[RECORDS SHOWN]

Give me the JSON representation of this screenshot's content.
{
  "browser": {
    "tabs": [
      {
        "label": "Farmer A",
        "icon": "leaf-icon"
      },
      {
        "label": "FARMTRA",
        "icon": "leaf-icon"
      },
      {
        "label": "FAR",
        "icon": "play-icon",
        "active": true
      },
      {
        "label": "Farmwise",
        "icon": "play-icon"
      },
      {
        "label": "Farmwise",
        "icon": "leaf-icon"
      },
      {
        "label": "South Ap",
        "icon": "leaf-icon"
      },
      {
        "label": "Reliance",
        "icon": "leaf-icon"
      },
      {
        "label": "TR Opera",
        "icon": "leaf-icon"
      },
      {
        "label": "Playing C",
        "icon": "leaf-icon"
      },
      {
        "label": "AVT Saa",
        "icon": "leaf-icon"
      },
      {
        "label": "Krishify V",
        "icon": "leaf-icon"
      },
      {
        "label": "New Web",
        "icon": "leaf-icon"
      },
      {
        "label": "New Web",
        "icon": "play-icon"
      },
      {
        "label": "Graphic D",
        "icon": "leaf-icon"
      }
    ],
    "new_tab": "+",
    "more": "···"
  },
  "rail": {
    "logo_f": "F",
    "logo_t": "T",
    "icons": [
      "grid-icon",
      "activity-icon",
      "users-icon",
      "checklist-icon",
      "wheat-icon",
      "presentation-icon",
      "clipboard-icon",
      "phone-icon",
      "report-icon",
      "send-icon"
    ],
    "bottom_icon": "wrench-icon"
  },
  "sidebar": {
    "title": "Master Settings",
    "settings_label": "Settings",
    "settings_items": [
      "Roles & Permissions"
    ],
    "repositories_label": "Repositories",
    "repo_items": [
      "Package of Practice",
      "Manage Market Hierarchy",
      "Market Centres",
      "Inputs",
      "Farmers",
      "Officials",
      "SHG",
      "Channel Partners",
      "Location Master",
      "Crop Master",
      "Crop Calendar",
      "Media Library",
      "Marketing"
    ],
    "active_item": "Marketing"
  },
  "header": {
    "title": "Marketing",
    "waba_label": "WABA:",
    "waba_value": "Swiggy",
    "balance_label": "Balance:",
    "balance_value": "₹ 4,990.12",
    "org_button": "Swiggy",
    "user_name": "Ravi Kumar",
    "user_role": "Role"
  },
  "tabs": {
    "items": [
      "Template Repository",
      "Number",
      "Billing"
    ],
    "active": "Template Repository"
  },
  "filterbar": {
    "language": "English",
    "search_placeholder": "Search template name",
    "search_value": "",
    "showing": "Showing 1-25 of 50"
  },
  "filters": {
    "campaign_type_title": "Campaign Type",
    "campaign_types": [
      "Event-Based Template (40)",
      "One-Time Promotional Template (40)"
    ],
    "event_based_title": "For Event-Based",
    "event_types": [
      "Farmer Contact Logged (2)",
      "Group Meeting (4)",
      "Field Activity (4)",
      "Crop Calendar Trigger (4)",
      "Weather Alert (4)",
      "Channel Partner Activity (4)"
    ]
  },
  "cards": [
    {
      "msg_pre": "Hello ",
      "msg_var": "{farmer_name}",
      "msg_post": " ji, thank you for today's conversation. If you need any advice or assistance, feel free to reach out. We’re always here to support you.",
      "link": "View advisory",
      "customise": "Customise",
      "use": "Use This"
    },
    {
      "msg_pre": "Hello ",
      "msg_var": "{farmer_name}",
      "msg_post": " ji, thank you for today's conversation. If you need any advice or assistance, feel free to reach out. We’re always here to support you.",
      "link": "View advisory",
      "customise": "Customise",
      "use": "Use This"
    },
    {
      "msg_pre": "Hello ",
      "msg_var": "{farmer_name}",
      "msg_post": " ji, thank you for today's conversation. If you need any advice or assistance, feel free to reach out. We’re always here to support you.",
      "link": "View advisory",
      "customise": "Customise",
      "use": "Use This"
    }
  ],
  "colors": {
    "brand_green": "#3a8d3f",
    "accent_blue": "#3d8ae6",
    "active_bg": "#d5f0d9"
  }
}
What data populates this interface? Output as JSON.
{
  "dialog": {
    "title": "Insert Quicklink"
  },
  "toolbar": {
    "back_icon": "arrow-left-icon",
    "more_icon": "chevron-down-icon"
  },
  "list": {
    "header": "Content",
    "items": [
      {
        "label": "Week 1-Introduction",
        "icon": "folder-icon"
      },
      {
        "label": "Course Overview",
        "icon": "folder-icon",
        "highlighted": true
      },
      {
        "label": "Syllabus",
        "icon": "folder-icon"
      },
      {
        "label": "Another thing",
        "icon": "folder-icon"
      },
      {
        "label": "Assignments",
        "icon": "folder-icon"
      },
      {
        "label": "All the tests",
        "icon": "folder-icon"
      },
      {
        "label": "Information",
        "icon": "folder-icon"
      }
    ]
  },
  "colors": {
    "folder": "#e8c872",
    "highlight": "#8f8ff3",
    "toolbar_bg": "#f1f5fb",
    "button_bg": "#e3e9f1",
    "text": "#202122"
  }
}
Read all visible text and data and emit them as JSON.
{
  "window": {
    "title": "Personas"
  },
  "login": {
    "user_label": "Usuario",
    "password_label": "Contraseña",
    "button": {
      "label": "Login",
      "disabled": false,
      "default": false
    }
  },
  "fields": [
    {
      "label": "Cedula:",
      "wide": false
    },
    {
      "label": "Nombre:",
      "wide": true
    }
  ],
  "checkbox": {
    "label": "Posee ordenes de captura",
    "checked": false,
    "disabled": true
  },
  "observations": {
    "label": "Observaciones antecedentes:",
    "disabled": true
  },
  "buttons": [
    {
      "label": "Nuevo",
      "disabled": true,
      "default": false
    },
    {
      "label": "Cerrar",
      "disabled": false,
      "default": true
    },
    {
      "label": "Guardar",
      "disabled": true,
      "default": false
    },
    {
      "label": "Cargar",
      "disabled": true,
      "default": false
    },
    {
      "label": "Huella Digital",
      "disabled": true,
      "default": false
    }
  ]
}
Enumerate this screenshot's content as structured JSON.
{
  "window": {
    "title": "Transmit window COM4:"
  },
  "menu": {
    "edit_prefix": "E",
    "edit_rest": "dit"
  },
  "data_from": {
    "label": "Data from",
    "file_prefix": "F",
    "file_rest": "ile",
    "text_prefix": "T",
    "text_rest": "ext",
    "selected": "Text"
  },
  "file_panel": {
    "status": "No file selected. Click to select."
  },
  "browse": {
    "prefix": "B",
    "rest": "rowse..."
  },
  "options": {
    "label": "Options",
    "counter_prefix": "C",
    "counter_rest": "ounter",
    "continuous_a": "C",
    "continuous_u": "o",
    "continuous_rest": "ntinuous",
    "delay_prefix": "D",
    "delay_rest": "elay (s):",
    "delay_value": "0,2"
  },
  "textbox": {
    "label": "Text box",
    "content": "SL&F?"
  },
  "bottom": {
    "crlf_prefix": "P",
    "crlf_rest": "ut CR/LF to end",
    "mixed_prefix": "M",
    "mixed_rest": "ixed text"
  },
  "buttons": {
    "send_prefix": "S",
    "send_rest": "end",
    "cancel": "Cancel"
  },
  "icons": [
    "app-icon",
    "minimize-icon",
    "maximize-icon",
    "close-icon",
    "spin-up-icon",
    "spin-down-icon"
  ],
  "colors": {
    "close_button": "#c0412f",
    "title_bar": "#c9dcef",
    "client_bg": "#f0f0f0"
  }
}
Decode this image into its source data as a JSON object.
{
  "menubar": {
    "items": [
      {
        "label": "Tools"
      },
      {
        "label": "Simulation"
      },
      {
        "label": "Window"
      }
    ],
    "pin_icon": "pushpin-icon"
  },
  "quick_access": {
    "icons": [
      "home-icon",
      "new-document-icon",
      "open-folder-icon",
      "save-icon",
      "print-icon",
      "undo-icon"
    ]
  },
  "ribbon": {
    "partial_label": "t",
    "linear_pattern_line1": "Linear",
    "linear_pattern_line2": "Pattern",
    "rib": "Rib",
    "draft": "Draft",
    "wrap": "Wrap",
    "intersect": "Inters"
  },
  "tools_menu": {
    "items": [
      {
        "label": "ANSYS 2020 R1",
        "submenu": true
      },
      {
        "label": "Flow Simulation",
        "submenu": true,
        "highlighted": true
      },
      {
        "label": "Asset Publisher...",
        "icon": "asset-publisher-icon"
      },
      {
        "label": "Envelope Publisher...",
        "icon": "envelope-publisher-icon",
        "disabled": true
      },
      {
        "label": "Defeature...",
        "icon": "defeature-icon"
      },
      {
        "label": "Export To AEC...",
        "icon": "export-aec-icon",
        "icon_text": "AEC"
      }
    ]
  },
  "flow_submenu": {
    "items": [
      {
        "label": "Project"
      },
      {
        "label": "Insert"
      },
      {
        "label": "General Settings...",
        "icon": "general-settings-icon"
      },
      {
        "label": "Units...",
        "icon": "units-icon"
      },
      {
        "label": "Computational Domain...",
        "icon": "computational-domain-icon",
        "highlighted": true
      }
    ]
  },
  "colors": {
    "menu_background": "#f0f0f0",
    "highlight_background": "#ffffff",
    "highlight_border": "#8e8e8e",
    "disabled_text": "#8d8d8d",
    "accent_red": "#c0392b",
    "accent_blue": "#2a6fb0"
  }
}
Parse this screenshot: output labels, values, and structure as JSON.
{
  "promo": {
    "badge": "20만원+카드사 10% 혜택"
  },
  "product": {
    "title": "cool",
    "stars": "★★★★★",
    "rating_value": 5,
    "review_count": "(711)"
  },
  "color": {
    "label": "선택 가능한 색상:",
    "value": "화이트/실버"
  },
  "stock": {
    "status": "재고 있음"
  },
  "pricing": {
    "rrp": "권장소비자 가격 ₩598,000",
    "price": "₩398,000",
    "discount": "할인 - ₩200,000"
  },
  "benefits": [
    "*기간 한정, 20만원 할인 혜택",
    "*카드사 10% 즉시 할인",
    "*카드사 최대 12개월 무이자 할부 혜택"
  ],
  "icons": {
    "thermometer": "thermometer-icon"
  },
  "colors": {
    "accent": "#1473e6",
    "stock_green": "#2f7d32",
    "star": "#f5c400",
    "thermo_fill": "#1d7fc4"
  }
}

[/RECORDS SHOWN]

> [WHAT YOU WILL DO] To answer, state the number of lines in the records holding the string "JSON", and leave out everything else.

> [SOLVED PROBLEM] 6